▸ Work task
Only the lines containing "name" should appear in the answer, copied from the listing below.

▸ Exercise inputs
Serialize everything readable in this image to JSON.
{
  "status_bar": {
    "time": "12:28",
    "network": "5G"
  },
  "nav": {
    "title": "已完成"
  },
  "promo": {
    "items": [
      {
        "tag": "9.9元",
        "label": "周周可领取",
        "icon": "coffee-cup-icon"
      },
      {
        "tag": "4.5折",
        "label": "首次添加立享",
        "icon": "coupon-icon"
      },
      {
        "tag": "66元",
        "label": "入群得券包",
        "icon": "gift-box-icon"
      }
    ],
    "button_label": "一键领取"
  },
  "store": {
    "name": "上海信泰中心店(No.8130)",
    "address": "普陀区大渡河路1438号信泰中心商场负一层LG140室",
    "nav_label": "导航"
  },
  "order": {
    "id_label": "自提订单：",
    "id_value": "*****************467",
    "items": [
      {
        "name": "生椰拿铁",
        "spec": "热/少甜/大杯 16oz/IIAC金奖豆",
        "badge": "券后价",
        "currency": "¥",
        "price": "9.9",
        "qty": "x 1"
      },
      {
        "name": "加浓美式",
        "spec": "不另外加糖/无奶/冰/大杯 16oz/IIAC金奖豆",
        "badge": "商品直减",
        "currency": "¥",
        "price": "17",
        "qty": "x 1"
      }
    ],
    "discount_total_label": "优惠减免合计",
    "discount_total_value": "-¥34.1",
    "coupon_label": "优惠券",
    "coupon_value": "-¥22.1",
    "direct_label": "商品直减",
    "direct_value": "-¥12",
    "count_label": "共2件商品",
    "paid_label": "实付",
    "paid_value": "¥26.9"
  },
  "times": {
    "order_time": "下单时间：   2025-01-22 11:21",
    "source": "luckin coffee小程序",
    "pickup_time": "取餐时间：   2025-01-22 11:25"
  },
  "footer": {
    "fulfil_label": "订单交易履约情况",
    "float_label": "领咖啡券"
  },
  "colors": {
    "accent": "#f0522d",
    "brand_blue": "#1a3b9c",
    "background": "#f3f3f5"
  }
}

▸ Written response
    "name": "上海信泰中心店(No.8130)",
        "name": "生椰拿铁",
        "name": "加浓美式",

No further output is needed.